It is not always this way, of course, but for the buyer who starts out on this path, the personal connection that entails the first piece is essential. There it is the germ of a lasting relationship that is not limited to a simple aesthetic question but is an open window to knowledge, to exploration, to a world that is often unknown to us and awakens our fascination. The seed of that connection is purely sentimental, and it is precisely this impulse that determines the first acquisitions. The first piece is never forgotten.

Art Madrid'20, photo by Ana Maqueda

Exceeding the usual recommendations made by advisers and agents, rare is the occasion when the art lover decides to buy by pure investment. These paths usually open later, when the volume of pieces is large enough. In addition, there are those who are a bit against this classic concept of the traditional collector, approached from an eccentric, elitist and little accessible vision. On the contrary, art buyers are, above all, art lovers, sentient beings and permeable to creative stimulus who, at a given moment, decide to deepen the relationship they already have with art to take a piece home.

It is not that hard to overcome that small psychological barrier that turns the visitor into a buyer if one approaches the matter from a more personal and intimate perspective than from social consideration. Small-format works, graphic work or serial photography are of great help for this, whose price range, generally more affordable, allows a closer comparison to the daily basis expenses. In this way, the purchase of art falls within the range of feasible activities and becomes something close and possible.

Art Madrid'20, photo by Marc Cisneros

At that moment, a different relationship with art begins, based on pure experience and coexistence with the acquired piece.

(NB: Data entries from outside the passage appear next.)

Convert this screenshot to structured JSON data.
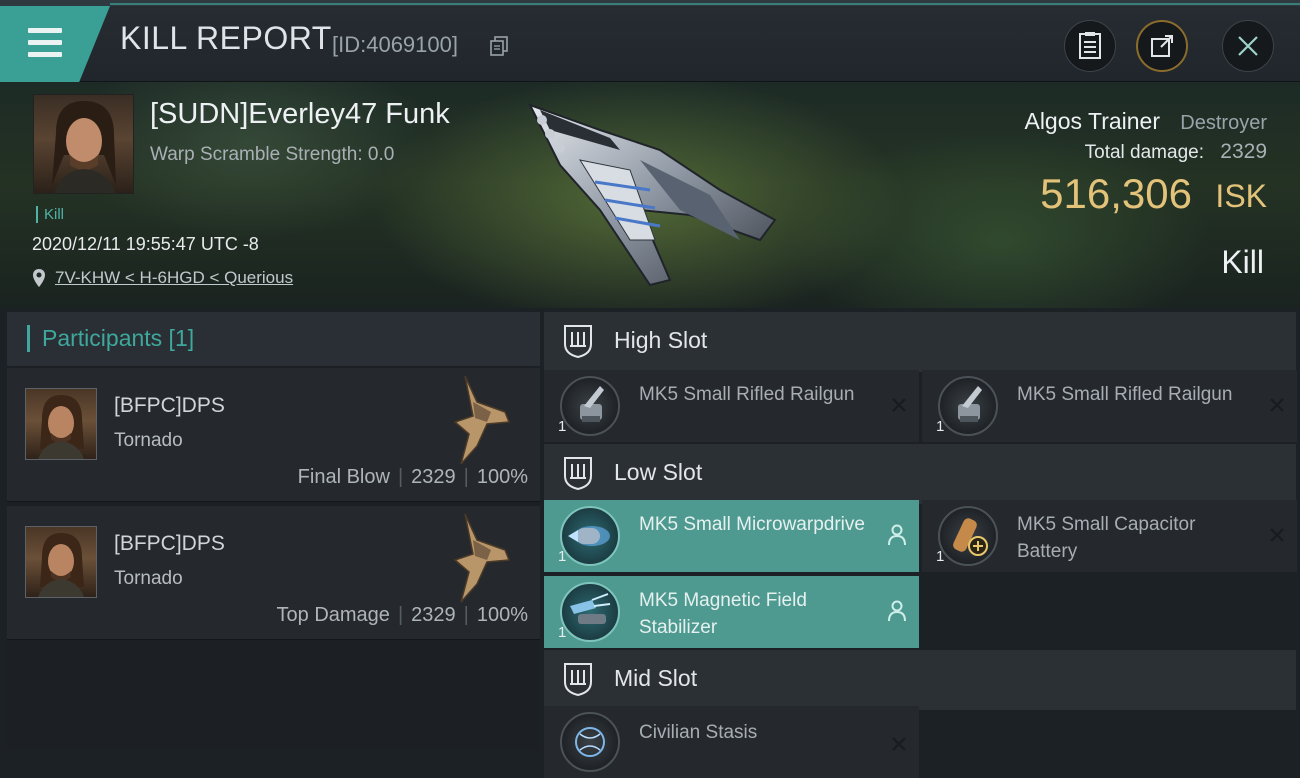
{
  "header": {
    "title": "KILL REPORT",
    "report_id": "[ID:4069100]"
  },
  "victim": {
    "name": "[SUDN]Everley47 Funk",
    "scramble": "Warp Scramble Strength: 0.0",
    "tag": "Kill",
    "datetime": "2020/12/11 19:55:47 UTC -8",
    "location": "7V-KHW < H-6HGD < Querious",
    "ship_name": "Algos Trainer",
    "ship_class": "Destroyer",
    "damage_label": "Total damage:",
    "damage_value": "2329",
    "isk_value": "516,306",
    "isk_unit": "ISK",
    "result": "Kill"
  },
  "participants": {
    "title": "Participants [1]",
    "rows": [
      {
        "name": "[BFPC]DPS",
        "ship": "Tornado",
        "role": "Final Blow",
        "damage": "2329",
        "percent": "100%"
      },
      {
        "name": "[BFPC]DPS",
        "ship": "Tornado",
        "role": "Top Damage",
        "damage": "2329",
        "percent": "100%"
      }
    ]
  },
  "fitting": {
    "high_slot": "High Slot",
    "low_slot": "Low Slot",
    "mid_slot": "Mid Slot",
    "high": [
      {
        "qty": "1",
        "name": "MK5 Small Rifled Railgun"
      },
      {
        "qty": "1",
        "name": "MK5 Small Rifled Railgun"
      }
    ],
    "low": [
      {
        "qty": "1",
        "name": "MK5 Small Microwarpdrive"
      },
      {
        "qty": "1",
        "name": "MK5 Small Capacitor Battery"
      },
      {
        "qty": "1",
        "name": "MK5 Magnetic Field Stabilizer"
      }
    ],
    "mid": [
      {
        "qty": "",
        "name": "Civilian Stasis"
      }
    ]
  },
  "colors": {
    "accent": "#3ea89c",
    "isk_gold": "#e3c27a",
    "active_module": "#4e9a91"
  }
}
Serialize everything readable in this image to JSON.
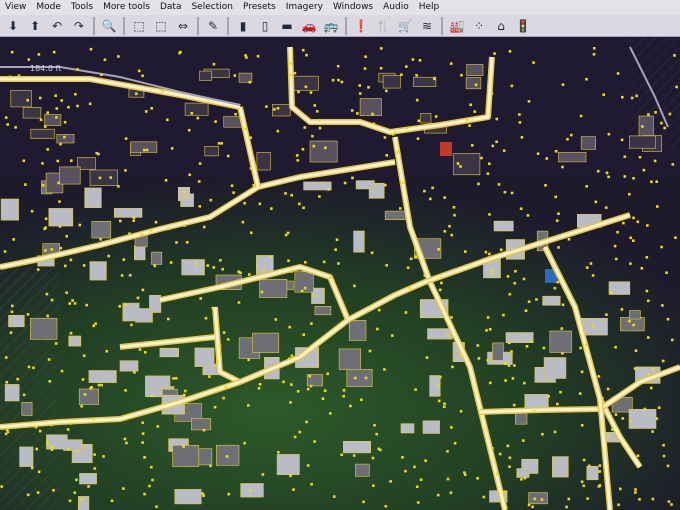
{
  "menu": [
    "View",
    "Mode",
    "Tools",
    "More tools",
    "Data",
    "Selection",
    "Presets",
    "Imagery",
    "Windows",
    "Audio",
    "Help"
  ],
  "toolbar": {
    "icons": [
      {
        "name": "download-icon",
        "glyph": "⬇"
      },
      {
        "name": "upload-icon",
        "glyph": "⬆"
      },
      {
        "name": "undo-icon",
        "glyph": "↶"
      },
      {
        "name": "redo-icon",
        "glyph": "↷"
      },
      {
        "name": "sep"
      },
      {
        "name": "zoom-icon",
        "glyph": "🔍"
      },
      {
        "name": "sep"
      },
      {
        "name": "select-icon",
        "glyph": "⬚"
      },
      {
        "name": "lasso-icon",
        "glyph": "⬚"
      },
      {
        "name": "move-icon",
        "glyph": "⇔"
      },
      {
        "name": "sep"
      },
      {
        "name": "draw-icon",
        "glyph": "✎"
      },
      {
        "name": "sep"
      },
      {
        "name": "road-icon",
        "glyph": "▮"
      },
      {
        "name": "path-icon",
        "glyph": "▯"
      },
      {
        "name": "building-icon",
        "glyph": "▬"
      },
      {
        "name": "car-icon",
        "glyph": "🚗"
      },
      {
        "name": "bus-icon",
        "glyph": "🚌"
      },
      {
        "name": "sep"
      },
      {
        "name": "warning-icon",
        "glyph": "❗"
      },
      {
        "name": "restaurant-icon",
        "glyph": "🍴"
      },
      {
        "name": "shop-icon",
        "glyph": "🛒"
      },
      {
        "name": "water-icon",
        "glyph": "≋"
      },
      {
        "name": "sep"
      },
      {
        "name": "industry-icon",
        "glyph": "🏭"
      },
      {
        "name": "node-grid-icon",
        "glyph": "⁘"
      },
      {
        "name": "home-icon",
        "glyph": "⌂"
      },
      {
        "name": "traffic-light-icon",
        "glyph": "🚦"
      }
    ]
  },
  "map": {
    "scale_label": "184.0 ft"
  }
}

Perhaps it can be seen as an act of daring, but on many occasions, it is more a matter of necessity and transformation. Collectors also agree that the acquisition of an artwork is an exercise on personal analysis and opening up to a new field of knowledge that was previously alien to us. Alicia Aza explains that the reason she acquired her first piece of video art, by Sergio Prego, is because she did not understand it and because she saw it as a challenge and an opportunity to self-improve. This open window to knowledge creates new connections and bonds with creators, as one of the most fascinating parts of the process. Candela Álvarez Soldevilla explains that

"I think the most interesting thing in the art world is talking to artists. They are people with a special sensitivity to listen and understand.”

And Alicia Aza also says:

"I can share the satisfaction of being able to count on many artists in my circle of close friends today, and that is a long way to go."

Thus, with works that seem acceptable within the horizon of expenses that each one considers affordable, it is easy to find a piece that catches us. Since then, our home also evolves into a space in which art has a permanent place and presence, and there is no doubt that this transforms us inside.

Art Madrid'20, photo by Henar Herguera

Jaime Sordo, owner of Los Bragales collection and founder of the 9915 Contemporary Art Collectors Association, has always defined his relationship with art as a true passion and a vital necessity. For buyers who start on this path, he has the following recommendation:

“It is an essential condition that they feel the need to live with their passion to enjoy the works. Another very important aspect is that before making decisions for purchases, they are informed, so it is necessary to read specialised newspapers and books, visit exhibitions and museums and a lot of contact with galleries, which is an important and very specific source of information of the artists they represent. Finally, the presence in national and international art fairs. All this generates information and training.”

Indeed, fairs have become a good place for discovery because they condense a wide offer and allow diverse and global contact in a concentrated way. For this reason, many new generation buyers start in the context of an event such as Art Madrid, whose closeness and quality constitute a unique opportunity to meet, soak up and feed the passion for art.

(*) quotes taken from various interviews published in public media between 2013 and 2019.